Don’t Fence Me In: Turning Pro Part 5

I guess that is a reasonable question, although at first I thought it was kind of a weird question. “I’m going to brew great, tasty beer!” I thought to myself. What else would one brew? However, people insisted on knowing what “style” of beer Heretic would produce. “Oh, what style?” I would respond. Heck, I didn’t have any style in mind, but they wanted an answer, so I would proceed to mumble something about flavors and character until we both became confused.

When I first announced Heretic Brewing Company, I read an online discussion of what beers Heretic would produce. High quality they kindly proclaimed, but very style specific. The general consensus seemed to be that since I write the Style Profile column for Brew Your Own, and I did a whole series of shows on the Brewing Network about brewing the BJCP styles, and I co-authored a book called Brewing Classic Styles, then I must want to brew beers that were strictly to BJCP style. Some internet pundits doubted that I could think outside the style box.

The funny thing is, it never occurred to me that Heretic would brew anything “to style.” Our first discussions about beer involved creating something new, something we couldn’t find for sale already. We, of course, want to brew beers that we feel are exceptional. Beers that are always interesting and sometimes challenging for the craft beer lover. It isn’t that we’re anti-style, but there are so many great beers out there already, we don’t want to start off by brewing another great version of the same beers that are already popular.
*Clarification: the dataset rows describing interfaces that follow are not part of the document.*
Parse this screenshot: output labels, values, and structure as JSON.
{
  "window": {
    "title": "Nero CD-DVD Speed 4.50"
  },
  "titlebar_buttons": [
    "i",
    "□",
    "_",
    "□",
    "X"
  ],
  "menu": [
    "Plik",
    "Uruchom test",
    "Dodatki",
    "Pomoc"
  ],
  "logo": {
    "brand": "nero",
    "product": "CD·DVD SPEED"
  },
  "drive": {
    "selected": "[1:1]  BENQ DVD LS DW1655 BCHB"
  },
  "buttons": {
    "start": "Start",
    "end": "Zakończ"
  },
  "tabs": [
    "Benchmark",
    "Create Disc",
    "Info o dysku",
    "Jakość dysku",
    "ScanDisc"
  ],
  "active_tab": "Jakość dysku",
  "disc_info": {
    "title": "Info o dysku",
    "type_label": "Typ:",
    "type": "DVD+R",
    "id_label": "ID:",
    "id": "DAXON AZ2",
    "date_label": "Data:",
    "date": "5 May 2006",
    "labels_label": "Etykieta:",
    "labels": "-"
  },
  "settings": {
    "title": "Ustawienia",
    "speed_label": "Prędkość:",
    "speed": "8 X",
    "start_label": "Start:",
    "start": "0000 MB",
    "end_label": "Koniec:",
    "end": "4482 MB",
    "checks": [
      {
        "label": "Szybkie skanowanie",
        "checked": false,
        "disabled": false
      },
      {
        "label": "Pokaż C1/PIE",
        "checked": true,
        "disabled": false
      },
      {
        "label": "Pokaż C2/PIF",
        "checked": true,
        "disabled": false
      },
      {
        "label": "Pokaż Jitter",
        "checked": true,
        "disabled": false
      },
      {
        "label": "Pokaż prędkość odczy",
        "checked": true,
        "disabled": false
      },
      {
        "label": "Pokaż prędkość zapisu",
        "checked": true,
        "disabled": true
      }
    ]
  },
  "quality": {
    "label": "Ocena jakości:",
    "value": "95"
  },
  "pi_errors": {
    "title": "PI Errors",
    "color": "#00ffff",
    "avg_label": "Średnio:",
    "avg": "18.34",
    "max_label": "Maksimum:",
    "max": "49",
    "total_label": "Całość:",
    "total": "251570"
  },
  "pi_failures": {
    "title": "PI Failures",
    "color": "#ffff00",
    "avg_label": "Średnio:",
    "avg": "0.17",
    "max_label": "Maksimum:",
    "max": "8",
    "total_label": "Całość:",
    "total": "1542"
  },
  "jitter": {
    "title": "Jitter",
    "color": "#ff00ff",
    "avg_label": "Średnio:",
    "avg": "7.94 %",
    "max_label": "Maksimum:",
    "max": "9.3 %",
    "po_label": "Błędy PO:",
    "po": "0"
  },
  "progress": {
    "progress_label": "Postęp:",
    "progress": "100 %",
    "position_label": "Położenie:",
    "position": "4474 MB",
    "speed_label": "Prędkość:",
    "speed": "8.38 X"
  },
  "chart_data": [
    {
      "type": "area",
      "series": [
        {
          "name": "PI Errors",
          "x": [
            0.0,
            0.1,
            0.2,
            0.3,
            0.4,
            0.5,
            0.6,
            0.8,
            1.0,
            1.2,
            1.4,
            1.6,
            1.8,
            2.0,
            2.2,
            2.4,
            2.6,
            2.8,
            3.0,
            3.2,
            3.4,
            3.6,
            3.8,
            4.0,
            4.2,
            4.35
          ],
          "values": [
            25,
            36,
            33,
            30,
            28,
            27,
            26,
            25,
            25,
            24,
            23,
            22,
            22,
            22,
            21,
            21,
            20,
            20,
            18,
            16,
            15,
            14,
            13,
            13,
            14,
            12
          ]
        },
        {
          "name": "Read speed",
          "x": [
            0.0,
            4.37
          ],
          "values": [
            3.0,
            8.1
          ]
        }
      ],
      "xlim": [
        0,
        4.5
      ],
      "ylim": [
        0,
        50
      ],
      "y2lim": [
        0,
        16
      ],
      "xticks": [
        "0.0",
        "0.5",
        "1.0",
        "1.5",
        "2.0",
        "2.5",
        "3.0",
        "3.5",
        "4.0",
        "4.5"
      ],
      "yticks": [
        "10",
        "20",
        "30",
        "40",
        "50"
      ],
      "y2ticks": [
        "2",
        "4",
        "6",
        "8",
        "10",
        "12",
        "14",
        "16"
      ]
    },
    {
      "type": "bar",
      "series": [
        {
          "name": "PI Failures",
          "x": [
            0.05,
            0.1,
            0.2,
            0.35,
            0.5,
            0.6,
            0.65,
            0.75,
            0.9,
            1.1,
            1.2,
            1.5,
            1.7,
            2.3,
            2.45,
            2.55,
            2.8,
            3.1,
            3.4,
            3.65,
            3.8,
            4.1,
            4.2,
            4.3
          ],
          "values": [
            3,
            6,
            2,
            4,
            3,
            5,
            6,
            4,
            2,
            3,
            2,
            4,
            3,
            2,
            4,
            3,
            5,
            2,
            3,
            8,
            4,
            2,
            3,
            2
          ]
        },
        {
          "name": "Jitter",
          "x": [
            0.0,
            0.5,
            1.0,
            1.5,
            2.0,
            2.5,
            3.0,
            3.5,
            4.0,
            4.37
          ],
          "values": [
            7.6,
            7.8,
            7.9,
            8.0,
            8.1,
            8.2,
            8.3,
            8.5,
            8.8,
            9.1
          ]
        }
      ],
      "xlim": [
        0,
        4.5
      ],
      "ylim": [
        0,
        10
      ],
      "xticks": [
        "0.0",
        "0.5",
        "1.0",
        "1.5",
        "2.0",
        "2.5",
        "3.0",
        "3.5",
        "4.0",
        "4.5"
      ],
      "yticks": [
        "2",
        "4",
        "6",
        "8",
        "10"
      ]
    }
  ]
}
It seems to us that there are plenty of gaps in beer space, so we are trying to find some of those new or underserved niches to fill with our first beers. We’re not trying to reinvent craft beer, but maybe we can try to be creative with our first beers.

I’m know someday we’ll give in to those folks that keep saying we should brew a great IPA, but I don’t want that to be our first beer. If we can’t start out with something different that utilizes our creativity and
passion, then I think much of the fun of brewing would be lost.

Many people might ask, “So why have you advocated for so long that people brew beers to style?” Well, brewing beer to style does have its value. It teaches you a great deal about ingredients, process, and beer. It is like training to be a world class chef. In culinary school they teach you to prepare many classic dishes first, so you can learn about ingredients and process. Without solid understanding of the fundamentals, your chances of creating something new and wonderful is very low. The same is true for brewing, but learning about brewing classic beer styles should never limit your creativity. Instead it should give you the tools and inspire ideas that allow you to experiment. Beer space is wider and richer than the BJCP style
guidelines and it is fun to explore those new lands. Once you have honed your skills, don’t stay within the boundaries, feel free to color outside the lines.

And if someone tries to corral you into a style box, be like the cowboy in the Cole Porter song and tell them “don’t fence me in.”

Issue: MyBlog